“People might find it embarrassing when somebody says: ‘We made this drama because people were seeking justice.’ How corny and embarrassing that sounds. Doesn’t that say so much about our country today? But that’s why I made this drama.”
He reveals how the three families at the centre of the TV film responded when they first saw it. “The first reaction was – I can’t talk for a while. But soon after that came exhilaration. That for seven-and-a-half years they’d campaigned to get the truth across and there it is in a whole hundred minutes.”
Duckenfield made a mistake, one of many by police on the day, and now has to live with the consequences, says the award-winning Liverpool writer. Blunders cost lives even after the true nature of the disaster was realised. As ambulance driver Tony Edwards said: “People died who might have been saved.”

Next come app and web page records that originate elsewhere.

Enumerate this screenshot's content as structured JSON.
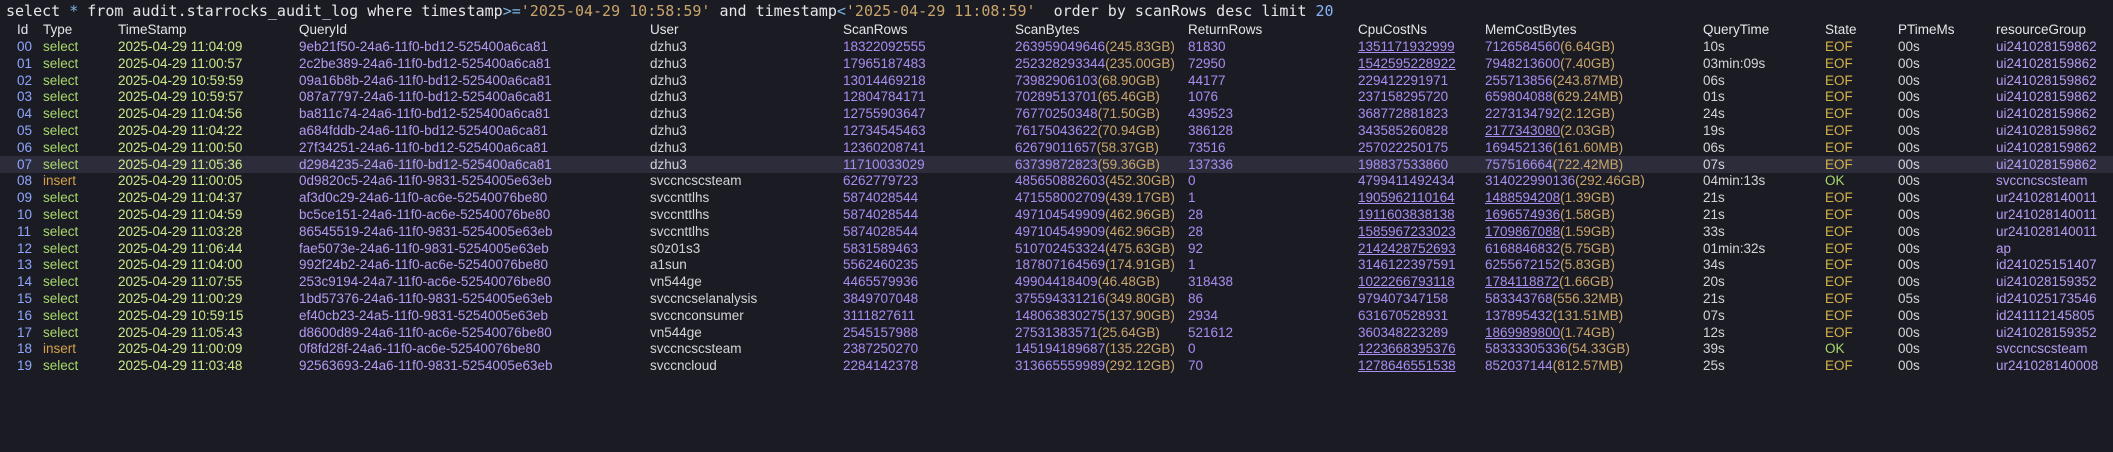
{
  "query": {
    "prefix": "select ",
    "star": "*",
    "from": " from audit.starrocks_audit_log where timestamp",
    "op1": ">=",
    "str1": "'2025-04-29 10:58:59'",
    "and": " and timestamp",
    "op2": "<",
    "str2": "'2025-04-29 11:08:59'",
    "order": "  order by scanRows desc limit ",
    "limit": "20"
  },
  "headers": {
    "id": "Id",
    "type": "Type",
    "ts": "TimeStamp",
    "qid": "QueryId",
    "user": "User",
    "srows": "ScanRows",
    "sbytes": "ScanBytes",
    "rrows": "ReturnRows",
    "cpu": "CpuCostNs",
    "mem": "MemCostBytes",
    "qtime": "QueryTime",
    "state": "State",
    "ptime": "PTimeMs",
    "rg": "resourceGroup"
  },
  "selected_row": 7,
  "rows": [
    {
      "id": "00",
      "type": "select",
      "ts": "2025-04-29 11:04:09",
      "qid": "9eb21f50-24a6-11f0-bd12-525400a6ca81",
      "user": "dzhu3",
      "srows": "18322092555",
      "sbytes": "263959049646",
      "sbytes_h": "(245.83GB)",
      "rrows": "81830",
      "cpu": "1351171932999",
      "mem": "7126584560",
      "mem_h": "(6.64GB)",
      "qtime": "10s",
      "state": "EOF",
      "ptime": "00s",
      "rg": "ui241028159862",
      "cpu_ul": true,
      "mem_ul": false
    },
    {
      "id": "01",
      "type": "select",
      "ts": "2025-04-29 11:00:57",
      "qid": "2c2be389-24a6-11f0-bd12-525400a6ca81",
      "user": "dzhu3",
      "srows": "17965187483",
      "sbytes": "252328293344",
      "sbytes_h": "(235.00GB)",
      "rrows": "72950",
      "cpu": "1542595228922",
      "mem": "7948213600",
      "mem_h": "(7.40GB)",
      "qtime": "03min:09s",
      "state": "EOF",
      "ptime": "00s",
      "rg": "ui241028159862",
      "cpu_ul": true,
      "mem_ul": false
    },
    {
      "id": "02",
      "type": "select",
      "ts": "2025-04-29 10:59:59",
      "qid": "09a16b8b-24a6-11f0-bd12-525400a6ca81",
      "user": "dzhu3",
      "srows": "13014469218",
      "sbytes": "73982906103",
      "sbytes_h": "(68.90GB)",
      "rrows": "44177",
      "cpu": "229412291971",
      "mem": "255713856",
      "mem_h": "(243.87MB)",
      "qtime": "06s",
      "state": "EOF",
      "ptime": "00s",
      "rg": "ui241028159862",
      "cpu_ul": false,
      "mem_ul": false
    },
    {
      "id": "03",
      "type": "select",
      "ts": "2025-04-29 10:59:57",
      "qid": "087a7797-24a6-11f0-bd12-525400a6ca81",
      "user": "dzhu3",
      "srows": "12804784171",
      "sbytes": "70289513701",
      "sbytes_h": "(65.46GB)",
      "rrows": "1076",
      "cpu": "237158295720",
      "mem": "659804088",
      "mem_h": "(629.24MB)",
      "qtime": "01s",
      "state": "EOF",
      "ptime": "00s",
      "rg": "ui241028159862",
      "cpu_ul": false,
      "mem_ul": false
    },
    {
      "id": "04",
      "type": "select",
      "ts": "2025-04-29 11:04:56",
      "qid": "ba811c74-24a6-11f0-bd12-525400a6ca81",
      "user": "dzhu3",
      "srows": "12755903647",
      "sbytes": "76770250348",
      "sbytes_h": "(71.50GB)",
      "rrows": "439523",
      "cpu": "368772881823",
      "mem": "2273134792",
      "mem_h": "(2.12GB)",
      "qtime": "24s",
      "state": "EOF",
      "ptime": "00s",
      "rg": "ui241028159862",
      "cpu_ul": false,
      "mem_ul": false
    },
    {
      "id": "05",
      "type": "select",
      "ts": "2025-04-29 11:04:22",
      "qid": "a684fddb-24a6-11f0-bd12-525400a6ca81",
      "user": "dzhu3",
      "srows": "12734545463",
      "sbytes": "76175043622",
      "sbytes_h": "(70.94GB)",
      "rrows": "386128",
      "cpu": "343585260828",
      "mem": "2177343080",
      "mem_h": "(2.03GB)",
      "qtime": "19s",
      "state": "EOF",
      "ptime": "00s",
      "rg": "ui241028159862",
      "cpu_ul": false,
      "mem_ul": true
    },
    {
      "id": "06",
      "type": "select",
      "ts": "2025-04-29 11:00:50",
      "qid": "27f34251-24a6-11f0-bd12-525400a6ca81",
      "user": "dzhu3",
      "srows": "12360208741",
      "sbytes": "62679011657",
      "sbytes_h": "(58.37GB)",
      "rrows": "73516",
      "cpu": "257022250175",
      "mem": "169452136",
      "mem_h": "(161.60MB)",
      "qtime": "06s",
      "state": "EOF",
      "ptime": "00s",
      "rg": "ui241028159862",
      "cpu_ul": false,
      "mem_ul": false
    },
    {
      "id": "07",
      "type": "select",
      "ts": "2025-04-29 11:05:36",
      "qid": "d2984235-24a6-11f0-bd12-525400a6ca81",
      "user": "dzhu3",
      "srows": "11710033029",
      "sbytes": "63739872823",
      "sbytes_h": "(59.36GB)",
      "rrows": "137336",
      "cpu": "198837533860",
      "mem": "757516664",
      "mem_h": "(722.42MB)",
      "qtime": "07s",
      "state": "EOF",
      "ptime": "00s",
      "rg": "ui241028159862",
      "cpu_ul": false,
      "mem_ul": false
    },
    {
      "id": "08",
      "type": "insert",
      "ts": "2025-04-29 11:00:05",
      "qid": "0d9820c5-24a6-11f0-9831-5254005e63eb",
      "user": "svccncscsteam",
      "srows": "6262779723",
      "sbytes": "485650882603",
      "sbytes_h": "(452.30GB)",
      "rrows": "0",
      "cpu": "4799411492434",
      "mem": "314022990136",
      "mem_h": "(292.46GB)",
      "qtime": "04min:13s",
      "state": "OK",
      "ptime": "00s",
      "rg": "svccncscsteam",
      "cpu_ul": false,
      "mem_ul": false
    },
    {
      "id": "09",
      "type": "select",
      "ts": "2025-04-29 11:04:37",
      "qid": "af3d0c29-24a6-11f0-ac6e-52540076be80",
      "user": "svccnttlhs",
      "srows": "5874028544",
      "sbytes": "471558002709",
      "sbytes_h": "(439.17GB)",
      "rrows": "1",
      "cpu": "1905962110164",
      "mem": "1488594208",
      "mem_h": "(1.39GB)",
      "qtime": "21s",
      "state": "EOF",
      "ptime": "00s",
      "rg": "ur241028140011",
      "cpu_ul": true,
      "mem_ul": true
    },
    {
      "id": "10",
      "type": "select",
      "ts": "2025-04-29 11:04:59",
      "qid": "bc5ce151-24a6-11f0-ac6e-52540076be80",
      "user": "svccnttlhs",
      "srows": "5874028544",
      "sbytes": "497104549909",
      "sbytes_h": "(462.96GB)",
      "rrows": "28",
      "cpu": "1911603838138",
      "mem": "1696574936",
      "mem_h": "(1.58GB)",
      "qtime": "21s",
      "state": "EOF",
      "ptime": "00s",
      "rg": "ur241028140011",
      "cpu_ul": true,
      "mem_ul": true
    },
    {
      "id": "11",
      "type": "select",
      "ts": "2025-04-29 11:03:28",
      "qid": "86545519-24a6-11f0-9831-5254005e63eb",
      "user": "svccnttlhs",
      "srows": "5874028544",
      "sbytes": "497104549909",
      "sbytes_h": "(462.96GB)",
      "rrows": "28",
      "cpu": "1585967233023",
      "mem": "1709867088",
      "mem_h": "(1.59GB)",
      "qtime": "33s",
      "state": "EOF",
      "ptime": "00s",
      "rg": "ur241028140011",
      "cpu_ul": true,
      "mem_ul": true
    },
    {
      "id": "12",
      "type": "select",
      "ts": "2025-04-29 11:06:44",
      "qid": "fae5073e-24a6-11f0-9831-5254005e63eb",
      "user": "s0z01s3",
      "srows": "5831589463",
      "sbytes": "510702453324",
      "sbytes_h": "(475.63GB)",
      "rrows": "92",
      "cpu": "2142428752693",
      "mem": "6168846832",
      "mem_h": "(5.75GB)",
      "qtime": "01min:32s",
      "state": "EOF",
      "ptime": "00s",
      "rg": "ap",
      "cpu_ul": true,
      "mem_ul": false
    },
    {
      "id": "13",
      "type": "select",
      "ts": "2025-04-29 11:04:00",
      "qid": "992f24b2-24a6-11f0-ac6e-52540076be80",
      "user": "a1sun",
      "srows": "5562460235",
      "sbytes": "187807164569",
      "sbytes_h": "(174.91GB)",
      "rrows": "1",
      "cpu": "3146122397591",
      "mem": "6255672152",
      "mem_h": "(5.83GB)",
      "qtime": "34s",
      "state": "EOF",
      "ptime": "00s",
      "rg": "id241025151407",
      "cpu_ul": false,
      "mem_ul": false
    },
    {
      "id": "14",
      "type": "select",
      "ts": "2025-04-29 11:07:55",
      "qid": "253c9194-24a7-11f0-ac6e-52540076be80",
      "user": "vn544ge",
      "srows": "4465579936",
      "sbytes": "49904418409",
      "sbytes_h": "(46.48GB)",
      "rrows": "318438",
      "cpu": "1022266793118",
      "mem": "1784118872",
      "mem_h": "(1.66GB)",
      "qtime": "20s",
      "state": "EOF",
      "ptime": "00s",
      "rg": "ui241028159352",
      "cpu_ul": true,
      "mem_ul": true
    },
    {
      "id": "15",
      "type": "select",
      "ts": "2025-04-29 11:00:29",
      "qid": "1bd57376-24a6-11f0-9831-5254005e63eb",
      "user": "svccncselanalysis",
      "srows": "3849707048",
      "sbytes": "375594331216",
      "sbytes_h": "(349.80GB)",
      "rrows": "86",
      "cpu": "979407347158",
      "mem": "583343768",
      "mem_h": "(556.32MB)",
      "qtime": "21s",
      "state": "EOF",
      "ptime": "05s",
      "rg": "id241025173546",
      "cpu_ul": false,
      "mem_ul": false
    },
    {
      "id": "16",
      "type": "select",
      "ts": "2025-04-29 10:59:15",
      "qid": "ef40cb23-24a5-11f0-9831-5254005e63eb",
      "user": "svccnconsumer",
      "srows": "3111827611",
      "sbytes": "148063830275",
      "sbytes_h": "(137.90GB)",
      "rrows": "2934",
      "cpu": "631670528931",
      "mem": "137895432",
      "mem_h": "(131.51MB)",
      "qtime": "07s",
      "state": "EOF",
      "ptime": "00s",
      "rg": "id241112145805",
      "cpu_ul": false,
      "mem_ul": false
    },
    {
      "id": "17",
      "type": "select",
      "ts": "2025-04-29 11:05:43",
      "qid": "d8600d89-24a6-11f0-ac6e-52540076be80",
      "user": "vn544ge",
      "srows": "2545157988",
      "sbytes": "27531383571",
      "sbytes_h": "(25.64GB)",
      "rrows": "521612",
      "cpu": "360348223289",
      "mem": "1869989800",
      "mem_h": "(1.74GB)",
      "qtime": "12s",
      "state": "EOF",
      "ptime": "00s",
      "rg": "ui241028159352",
      "cpu_ul": false,
      "mem_ul": true
    },
    {
      "id": "18",
      "type": "insert",
      "ts": "2025-04-29 11:00:09",
      "qid": "0f8fd28f-24a6-11f0-ac6e-52540076be80",
      "user": "svccncscsteam",
      "srows": "2387250270",
      "sbytes": "145194189687",
      "sbytes_h": "(135.22GB)",
      "rrows": "0",
      "cpu": "1223668395376",
      "mem": "58333305336",
      "mem_h": "(54.33GB)",
      "qtime": "39s",
      "state": "OK",
      "ptime": "00s",
      "rg": "svccncscsteam",
      "cpu_ul": true,
      "mem_ul": false
    },
    {
      "id": "19",
      "type": "select",
      "ts": "2025-04-29 11:03:48",
      "qid": "92563693-24a6-11f0-9831-5254005e63eb",
      "user": "svccncloud",
      "srows": "2284142378",
      "sbytes": "313665559989",
      "sbytes_h": "(292.12GB)",
      "rrows": "70",
      "cpu": "1278646551538",
      "mem": "852037144",
      "mem_h": "(812.57MB)",
      "qtime": "25s",
      "state": "EOF",
      "ptime": "00s",
      "rg": "ur241028140008",
      "cpu_ul": true,
      "mem_ul": false
    }
  ]
}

McGovern politely rejects those who argue the system was at fault. “Excuse me, but 96 people died and I’ve been talking to the grieving, and I’ve seen their grief and their rage and the injustice and the evasive evidence that was given by the police. Yes I do feel sorry for Mr Duckinfield, but I feel a hell of a lot sorrier for all those grieving families.
“I feel for the families. I sympathise with any South Yorkshire policeman who feels guilty. But there’s been too much pain and suffering for me to think too long and hard about them. It’s the families that matter. What happened that day was negligence on the part of the South Yorkshire police and a ground that was a death trap. That was the fatal combination.”
South Yorkshire Chief Constable Richard Wells refused the co-operation of his force. He claimed the programme could traumatise families and witnesses all over again. McGovern was grievously disappointed but adds: “We never put words in a copper’s mouth. They say what they said. They do what they said they did.
“The three core families in the film have given me permission to show on-screen the death of their child or children. That takes tremendous courage and faith. If there are any heroes in the story that I’ve done of Hillsborough, it’s them.”
Jan Spearritt, who lost her 14-year-old son, Adam, opens the film with her own reply for Mr Wells.
Through actress Tracey Wilkinson she says: “I’m one of those families. My son died at Hillsborough. And I want the truth.”